/---

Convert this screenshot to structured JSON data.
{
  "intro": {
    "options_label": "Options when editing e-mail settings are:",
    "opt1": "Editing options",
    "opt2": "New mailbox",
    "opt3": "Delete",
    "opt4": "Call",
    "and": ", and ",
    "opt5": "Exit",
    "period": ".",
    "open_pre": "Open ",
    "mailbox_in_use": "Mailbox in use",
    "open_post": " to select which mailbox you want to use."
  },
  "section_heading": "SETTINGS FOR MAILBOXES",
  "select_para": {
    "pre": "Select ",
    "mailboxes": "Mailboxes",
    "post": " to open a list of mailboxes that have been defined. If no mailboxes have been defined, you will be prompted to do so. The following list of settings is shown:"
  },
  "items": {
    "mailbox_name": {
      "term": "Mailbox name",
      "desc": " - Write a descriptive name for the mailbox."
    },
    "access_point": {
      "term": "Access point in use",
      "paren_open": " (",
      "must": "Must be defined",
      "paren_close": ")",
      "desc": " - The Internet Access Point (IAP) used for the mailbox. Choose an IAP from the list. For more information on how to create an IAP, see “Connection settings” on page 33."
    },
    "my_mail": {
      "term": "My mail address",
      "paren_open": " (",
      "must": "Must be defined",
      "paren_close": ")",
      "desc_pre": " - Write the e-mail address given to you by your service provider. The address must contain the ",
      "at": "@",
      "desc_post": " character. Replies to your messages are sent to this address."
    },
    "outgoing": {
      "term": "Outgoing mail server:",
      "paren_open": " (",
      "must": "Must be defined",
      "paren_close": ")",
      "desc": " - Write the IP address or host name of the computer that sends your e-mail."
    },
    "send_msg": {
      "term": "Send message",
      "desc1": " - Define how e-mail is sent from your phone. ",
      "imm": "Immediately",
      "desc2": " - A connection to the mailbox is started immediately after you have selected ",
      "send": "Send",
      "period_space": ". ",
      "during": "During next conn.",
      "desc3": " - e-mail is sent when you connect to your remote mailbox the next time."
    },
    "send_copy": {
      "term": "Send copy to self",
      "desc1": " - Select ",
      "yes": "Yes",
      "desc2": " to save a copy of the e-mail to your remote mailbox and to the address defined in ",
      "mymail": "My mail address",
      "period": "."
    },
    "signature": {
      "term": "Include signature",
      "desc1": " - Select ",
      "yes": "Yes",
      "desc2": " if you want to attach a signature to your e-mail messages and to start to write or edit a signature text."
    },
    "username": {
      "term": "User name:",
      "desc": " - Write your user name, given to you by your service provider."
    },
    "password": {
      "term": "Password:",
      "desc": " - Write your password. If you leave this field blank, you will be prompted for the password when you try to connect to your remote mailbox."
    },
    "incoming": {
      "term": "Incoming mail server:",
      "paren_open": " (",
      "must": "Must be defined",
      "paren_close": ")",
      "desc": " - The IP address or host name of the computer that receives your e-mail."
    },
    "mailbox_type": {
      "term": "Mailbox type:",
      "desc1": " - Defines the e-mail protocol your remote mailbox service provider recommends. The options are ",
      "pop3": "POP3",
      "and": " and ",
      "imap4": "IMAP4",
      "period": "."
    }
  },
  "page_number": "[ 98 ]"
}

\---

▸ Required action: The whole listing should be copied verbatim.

▸ Result for this exercise:
Convert this screenshot to structured JSON data.
{
  "intro": {
    "options_label": "Options when editing e-mail settings are:",
    "opt1": "Editing options",
    "opt2": "New mailbox",
    "opt3": "Delete",
    "opt4": "Call",
    "and": ", and ",
    "opt5": "Exit",
    "period": ".",
    "open_pre": "Open ",
    "mailbox_in_use": "Mailbox in use",
    "open_post": " to select which mailbox you want to use."
  },
  "section_heading": "SETTINGS FOR MAILBOXES",
  "select_para": {
    "pre": "Select ",
    "mailboxes": "Mailboxes",
    "post": " to open a list of mailboxes that have been defined. If no mailboxes have been defined, you will be prompted to do so. The following list of settings is shown:"
  },
  "items": {
    "mailbox_name": {
      "term": "Mailbox name",
      "desc": " - Write a descriptive name for the mailbox."
    },
    "access_point": {
      "term": "Access point in use",
      "paren_open": " (",
      "must": "Must be defined",
      "paren_close": ")",
      "desc": " - The Internet Access Point (IAP) used for the mailbox. Choose an IAP from the list. For more information on how to create an IAP, see “Connection settings” on page 33."
    },
    "my_mail": {
      "term": "My mail address",
      "paren_open": " (",
      "must": "Must be defined",
      "paren_close": ")",
      "desc_pre": " - Write the e-mail address given to you by your service provider. The address must contain the ",
      "at": "@",
      "desc_post": " character. Replies to your messages are sent to this address."
    },
    "outgoing": {
      "term": "Outgoing mail server:",
      "paren_open": " (",
      "must": "Must be defined",
      "paren_close": ")",
      "desc": " - Write the IP address or host name of the computer that sends your e-mail."
    },
    "send_msg": {
      "term": "Send message",
      "desc1": " - Define how e-mail is sent from your phone. ",
      "imm": "Immediately",
      "desc2": " - A connection to the mailbox is started immediately after you have selected ",
      "send": "Send",
      "period_space": ". ",
      "during": "During next conn.",
      "desc3": " - e-mail is sent when you connect to your remote mailbox the next time."
    },
    "send_copy": {
      "term": "Send copy to self",
      "desc1": " - Select ",
      "yes": "Yes",
      "desc2": " to save a copy of the e-mail to your remote mailbox and to the address defined in ",
      "mymail": "My mail address",
      "period": "."
    },
    "signature": {
      "term": "Include signature",
      "desc1": " - Select ",
      "yes": "Yes",
      "desc2": " if you want to attach a signature to your e-mail messages and to start to write or edit a signature text."
    },
    "username": {
      "term": "User name:",
      "desc": " - Write your user name, given to you by your service provider."
    },
    "password": {
      "term": "Password:",
      "desc": " - Write your password. If you leave this field blank, you will be prompted for the password when you try to connect to your remote mailbox."
    },
    "incoming": {
      "term": "Incoming mail server:",
      "paren_open": " (",
      "must": "Must be defined",
      "paren_close": ")",
      "desc": " - The IP address or host name of the computer that receives your e-mail."
    },
    "mailbox_type": {
      "term": "Mailbox type:",
      "desc1": " - Defines the e-mail protocol your remote mailbox service provider recommends. The options are ",
      "pop3": "POP3",
      "and": " and ",
      "imap4": "IMAP4",
      "period": "."
    }
  },
  "page_number": "[ 98 ]"
}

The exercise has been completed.